Millions of home buyers resume property search as market springs back from lockdown
Home buyer appetite is expected to sustain stability in the housing market.
Millions of home buyers and renters across England resumed their property search within hours of the Government’s surprise relaxation of the coronavirus lockdown imposed on the housing market on March 23.
Property portal Rightmove reported 5.2 million visits to its listings on Wednesday May 13, a four per cent increase compared to the same day a year ago.
The number of buyers who called or emailed an estate agent after seeing a listing on Rightmove doubled on Wednesday compared to the day before and was just 10 per cent behind the same day a year ago.
Rental demand also surged, with Rightmove recording the highest number of enquiries in one day since September last year.
As property viewings in person started again in London — with strict social distancing guidelines in place — estate agents reported “phones ringing off the hook”, record numbers of enquiries and a huge spike in instructions and valuations.
The market remains closed in Wales, Scotland and Northern Ireland.
How long will it take for the market to recover?
Despite the flurry of activity, for the second month running Rightmove was unable to produce its report on trends in asking prices, as the volume of newly marketed properties within the past four weeks remains too low.
The number of homes coming to market is down 90 per cent on the same period a year ago. But with a week-on-week increase of 111 per cent on the day the market reopened, a growing number of newly marketed properties should start to trickle through.
Most homes that were for sale before the Covid-19 pandemic remain as active listings. In Greater London about 49,000 homes are currently listed for sale, with 56,800 for rent.
Miles Shipside said: “We expect consistent momentum to rebuild over several months rather than weeks. With no new seller asking price data it’s too early to comment on price movements, though high demand is needed to support a stable market.
“If there are attractive lower-deposit mortgages available, it would help sustain the recovery in activity. The industry has been caught by surprise, as we were all expecting the market to stay closed until at least June.”
The lockdown effect on home moves
Lockdown left 450,000 buyers and renters stranded mid-transaction, unable to push on with home moves worth an estimated £80 billion.
James Clarke, head of London sales at Knight Frank, said last month that most deals already under way when the crisis began were continuing. He estimates that 80 per cent of pre-lockdown deals remain on track. “Some sales are falling through, but you’d expect that in a normal market,” he adds.
Many people working from home during almost eight weeks of lockdown are seriously re-evaluating their situation.

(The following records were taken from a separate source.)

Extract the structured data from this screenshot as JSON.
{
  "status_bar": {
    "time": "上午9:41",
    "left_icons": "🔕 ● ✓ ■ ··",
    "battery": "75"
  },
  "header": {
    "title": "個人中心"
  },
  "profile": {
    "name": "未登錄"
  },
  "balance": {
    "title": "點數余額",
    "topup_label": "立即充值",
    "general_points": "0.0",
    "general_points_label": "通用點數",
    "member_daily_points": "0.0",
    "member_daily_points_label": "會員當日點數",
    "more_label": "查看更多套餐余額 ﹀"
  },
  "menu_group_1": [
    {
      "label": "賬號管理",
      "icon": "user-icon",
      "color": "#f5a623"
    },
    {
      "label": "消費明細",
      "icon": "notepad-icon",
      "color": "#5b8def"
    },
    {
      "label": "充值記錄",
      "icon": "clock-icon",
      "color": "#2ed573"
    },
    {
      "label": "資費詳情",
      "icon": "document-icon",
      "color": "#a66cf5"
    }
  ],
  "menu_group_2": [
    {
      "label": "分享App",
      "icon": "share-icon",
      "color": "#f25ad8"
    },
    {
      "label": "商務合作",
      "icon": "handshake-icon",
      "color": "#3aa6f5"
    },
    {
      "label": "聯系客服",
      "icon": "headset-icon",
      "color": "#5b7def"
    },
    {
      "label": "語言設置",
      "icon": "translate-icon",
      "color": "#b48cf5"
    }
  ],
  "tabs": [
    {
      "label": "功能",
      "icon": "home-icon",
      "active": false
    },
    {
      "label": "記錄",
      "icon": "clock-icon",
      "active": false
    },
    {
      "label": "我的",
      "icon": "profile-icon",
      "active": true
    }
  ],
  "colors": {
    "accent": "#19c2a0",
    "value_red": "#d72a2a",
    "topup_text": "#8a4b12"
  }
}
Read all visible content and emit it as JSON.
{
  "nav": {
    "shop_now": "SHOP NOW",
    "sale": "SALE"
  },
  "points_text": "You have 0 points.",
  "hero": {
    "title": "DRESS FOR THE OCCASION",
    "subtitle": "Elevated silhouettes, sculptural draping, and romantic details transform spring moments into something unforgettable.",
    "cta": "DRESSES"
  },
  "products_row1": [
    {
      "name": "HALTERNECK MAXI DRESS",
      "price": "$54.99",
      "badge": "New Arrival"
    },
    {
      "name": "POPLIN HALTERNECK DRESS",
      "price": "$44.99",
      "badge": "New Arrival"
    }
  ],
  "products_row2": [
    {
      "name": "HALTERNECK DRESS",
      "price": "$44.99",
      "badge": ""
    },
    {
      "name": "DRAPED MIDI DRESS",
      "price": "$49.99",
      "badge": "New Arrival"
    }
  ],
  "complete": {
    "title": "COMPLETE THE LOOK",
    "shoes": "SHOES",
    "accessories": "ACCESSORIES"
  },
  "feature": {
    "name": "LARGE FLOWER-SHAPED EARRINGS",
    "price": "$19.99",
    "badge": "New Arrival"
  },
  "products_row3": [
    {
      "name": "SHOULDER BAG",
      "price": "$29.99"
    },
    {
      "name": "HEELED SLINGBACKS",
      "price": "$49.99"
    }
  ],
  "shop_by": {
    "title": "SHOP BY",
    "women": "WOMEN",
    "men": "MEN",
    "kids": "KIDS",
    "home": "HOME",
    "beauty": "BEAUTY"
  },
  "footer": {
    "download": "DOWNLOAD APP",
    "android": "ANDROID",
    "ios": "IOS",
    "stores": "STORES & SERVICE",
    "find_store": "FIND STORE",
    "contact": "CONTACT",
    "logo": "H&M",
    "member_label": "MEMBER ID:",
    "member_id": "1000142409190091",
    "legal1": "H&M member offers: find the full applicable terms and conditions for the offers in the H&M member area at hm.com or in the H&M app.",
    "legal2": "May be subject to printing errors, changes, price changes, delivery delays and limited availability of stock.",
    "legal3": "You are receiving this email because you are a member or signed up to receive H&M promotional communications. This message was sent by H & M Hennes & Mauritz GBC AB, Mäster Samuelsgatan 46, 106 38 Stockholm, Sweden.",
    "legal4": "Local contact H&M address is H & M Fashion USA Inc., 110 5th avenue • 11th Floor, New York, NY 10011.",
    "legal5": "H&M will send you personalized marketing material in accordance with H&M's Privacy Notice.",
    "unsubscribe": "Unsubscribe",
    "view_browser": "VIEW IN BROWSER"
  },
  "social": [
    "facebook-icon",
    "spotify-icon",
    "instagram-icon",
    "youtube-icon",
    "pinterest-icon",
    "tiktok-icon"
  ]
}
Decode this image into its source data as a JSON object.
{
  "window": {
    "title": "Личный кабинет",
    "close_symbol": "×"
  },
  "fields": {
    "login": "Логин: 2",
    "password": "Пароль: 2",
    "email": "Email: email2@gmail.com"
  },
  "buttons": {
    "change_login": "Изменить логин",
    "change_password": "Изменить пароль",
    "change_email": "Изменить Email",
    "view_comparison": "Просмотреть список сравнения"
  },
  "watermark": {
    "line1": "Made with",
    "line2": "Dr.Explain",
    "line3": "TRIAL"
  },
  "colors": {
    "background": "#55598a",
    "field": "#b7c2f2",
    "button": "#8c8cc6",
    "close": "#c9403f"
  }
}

Rightmove said the number of Londoners searching for rental homes with gardens skyrocketed by 101 per cent in a week. A survey by Savills indicated 30 per cent of Londoners are now more likely to consider a village or countryside location for their next move.
Miles Shipside noted “the existing desire to move now being supplemented by some people’s unhappiness with their lockdown home and surroundings”.
What does the housing market reopening mean for prices?
Knight Frank has downgraded its forecast of UK house prices for the year ahead, from a three per cent dip to a fall of seven per cent compared to last year, despite the market’s unexpected resumption. Much of this decline has already taken place during lockdown.
The forecast is based on discounts demanded by buyers when they make an offer.